**Collection entries**
■ ■ ■ ■ ■ ■ ■

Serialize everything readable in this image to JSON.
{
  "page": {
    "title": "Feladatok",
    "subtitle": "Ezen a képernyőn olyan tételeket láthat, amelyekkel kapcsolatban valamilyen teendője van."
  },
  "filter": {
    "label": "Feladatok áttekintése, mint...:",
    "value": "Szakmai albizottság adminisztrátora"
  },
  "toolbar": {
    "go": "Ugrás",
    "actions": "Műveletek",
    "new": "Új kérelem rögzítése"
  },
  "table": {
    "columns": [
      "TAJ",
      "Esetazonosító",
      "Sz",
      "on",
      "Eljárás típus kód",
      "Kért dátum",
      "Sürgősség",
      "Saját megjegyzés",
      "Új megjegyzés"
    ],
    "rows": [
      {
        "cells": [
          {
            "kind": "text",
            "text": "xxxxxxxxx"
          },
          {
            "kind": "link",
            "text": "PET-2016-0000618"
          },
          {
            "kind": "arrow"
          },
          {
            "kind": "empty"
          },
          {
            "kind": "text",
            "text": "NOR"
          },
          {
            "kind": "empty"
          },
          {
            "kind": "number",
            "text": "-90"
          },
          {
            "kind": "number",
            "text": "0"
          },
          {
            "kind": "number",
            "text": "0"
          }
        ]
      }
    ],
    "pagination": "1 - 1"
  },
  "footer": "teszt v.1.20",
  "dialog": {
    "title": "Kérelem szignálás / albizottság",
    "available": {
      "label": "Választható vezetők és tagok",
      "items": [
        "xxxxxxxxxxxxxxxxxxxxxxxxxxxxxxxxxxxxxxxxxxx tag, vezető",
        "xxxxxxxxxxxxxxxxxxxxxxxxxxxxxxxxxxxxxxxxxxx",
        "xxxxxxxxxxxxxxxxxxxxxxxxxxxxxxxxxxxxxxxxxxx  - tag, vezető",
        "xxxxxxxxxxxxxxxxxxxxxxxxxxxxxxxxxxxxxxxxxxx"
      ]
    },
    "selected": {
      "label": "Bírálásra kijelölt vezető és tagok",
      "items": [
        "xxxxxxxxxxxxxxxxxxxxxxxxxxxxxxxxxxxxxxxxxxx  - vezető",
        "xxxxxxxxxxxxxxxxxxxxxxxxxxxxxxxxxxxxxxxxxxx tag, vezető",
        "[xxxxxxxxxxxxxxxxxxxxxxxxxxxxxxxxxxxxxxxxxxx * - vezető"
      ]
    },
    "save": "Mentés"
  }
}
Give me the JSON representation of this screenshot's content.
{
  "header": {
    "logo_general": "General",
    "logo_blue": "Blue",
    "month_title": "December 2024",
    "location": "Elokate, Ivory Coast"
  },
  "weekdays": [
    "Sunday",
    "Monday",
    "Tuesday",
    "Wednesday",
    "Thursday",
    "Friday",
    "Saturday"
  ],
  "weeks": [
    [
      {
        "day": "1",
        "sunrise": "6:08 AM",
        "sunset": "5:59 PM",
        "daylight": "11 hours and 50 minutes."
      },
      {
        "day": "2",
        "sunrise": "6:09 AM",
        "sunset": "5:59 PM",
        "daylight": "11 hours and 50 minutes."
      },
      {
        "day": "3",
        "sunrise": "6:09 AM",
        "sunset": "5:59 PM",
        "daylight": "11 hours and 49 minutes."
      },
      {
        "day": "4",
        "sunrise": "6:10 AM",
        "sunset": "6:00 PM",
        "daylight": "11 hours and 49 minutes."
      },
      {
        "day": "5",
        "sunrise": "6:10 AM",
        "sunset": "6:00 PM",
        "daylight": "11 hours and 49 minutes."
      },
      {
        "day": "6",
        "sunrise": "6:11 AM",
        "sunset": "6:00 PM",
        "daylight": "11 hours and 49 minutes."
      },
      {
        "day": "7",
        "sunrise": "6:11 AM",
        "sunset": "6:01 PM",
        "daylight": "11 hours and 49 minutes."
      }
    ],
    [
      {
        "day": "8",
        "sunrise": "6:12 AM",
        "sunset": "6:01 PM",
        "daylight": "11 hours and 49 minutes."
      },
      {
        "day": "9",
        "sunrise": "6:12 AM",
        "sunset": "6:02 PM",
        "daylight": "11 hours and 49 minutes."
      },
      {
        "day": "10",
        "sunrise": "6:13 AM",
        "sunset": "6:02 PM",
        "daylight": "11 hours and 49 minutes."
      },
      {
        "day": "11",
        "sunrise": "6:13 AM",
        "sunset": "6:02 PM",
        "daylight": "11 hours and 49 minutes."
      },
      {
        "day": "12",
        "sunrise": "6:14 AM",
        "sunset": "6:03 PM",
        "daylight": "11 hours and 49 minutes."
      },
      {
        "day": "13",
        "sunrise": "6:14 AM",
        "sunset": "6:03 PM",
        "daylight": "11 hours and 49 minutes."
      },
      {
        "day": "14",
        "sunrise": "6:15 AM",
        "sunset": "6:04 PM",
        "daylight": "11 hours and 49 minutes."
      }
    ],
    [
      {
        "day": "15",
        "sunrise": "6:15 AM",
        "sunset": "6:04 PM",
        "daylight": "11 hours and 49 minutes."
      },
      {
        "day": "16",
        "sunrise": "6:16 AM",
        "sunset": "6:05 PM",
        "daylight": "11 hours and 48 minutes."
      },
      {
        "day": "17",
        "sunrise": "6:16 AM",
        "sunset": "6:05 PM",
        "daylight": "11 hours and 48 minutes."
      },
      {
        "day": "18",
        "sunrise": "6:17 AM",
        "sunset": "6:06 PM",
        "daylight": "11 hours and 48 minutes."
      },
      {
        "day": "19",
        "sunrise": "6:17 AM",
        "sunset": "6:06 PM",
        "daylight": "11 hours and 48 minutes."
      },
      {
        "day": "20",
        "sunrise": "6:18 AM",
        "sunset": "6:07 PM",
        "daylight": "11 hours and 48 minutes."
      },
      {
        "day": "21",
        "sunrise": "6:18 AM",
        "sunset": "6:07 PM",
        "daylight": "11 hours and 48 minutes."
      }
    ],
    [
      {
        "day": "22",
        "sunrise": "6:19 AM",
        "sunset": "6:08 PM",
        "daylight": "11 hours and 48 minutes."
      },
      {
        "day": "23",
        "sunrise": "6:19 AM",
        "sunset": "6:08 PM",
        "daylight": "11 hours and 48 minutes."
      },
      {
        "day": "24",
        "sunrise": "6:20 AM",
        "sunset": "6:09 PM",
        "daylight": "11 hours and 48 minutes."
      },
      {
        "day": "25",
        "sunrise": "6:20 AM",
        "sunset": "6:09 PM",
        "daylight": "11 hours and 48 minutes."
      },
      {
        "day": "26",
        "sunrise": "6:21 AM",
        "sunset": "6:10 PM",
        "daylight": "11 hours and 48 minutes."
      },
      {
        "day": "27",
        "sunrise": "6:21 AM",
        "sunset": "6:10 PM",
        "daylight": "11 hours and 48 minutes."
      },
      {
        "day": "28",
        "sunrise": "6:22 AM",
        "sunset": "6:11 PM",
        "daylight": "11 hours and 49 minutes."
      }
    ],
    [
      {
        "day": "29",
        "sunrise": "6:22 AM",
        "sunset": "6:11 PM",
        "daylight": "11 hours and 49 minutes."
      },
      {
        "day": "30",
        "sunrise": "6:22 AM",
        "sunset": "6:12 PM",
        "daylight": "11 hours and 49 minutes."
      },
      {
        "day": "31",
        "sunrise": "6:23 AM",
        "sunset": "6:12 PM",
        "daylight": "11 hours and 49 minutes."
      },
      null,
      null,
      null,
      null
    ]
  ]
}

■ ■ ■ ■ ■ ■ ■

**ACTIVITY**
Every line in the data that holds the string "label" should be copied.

**ANSWER TO THE EXERCISE**
    "label": "Feladatok áttekintése, mint...:",
      "label": "Választható vezetők és tagok",
      "label": "Bírálásra kijelölt vezető és tagok",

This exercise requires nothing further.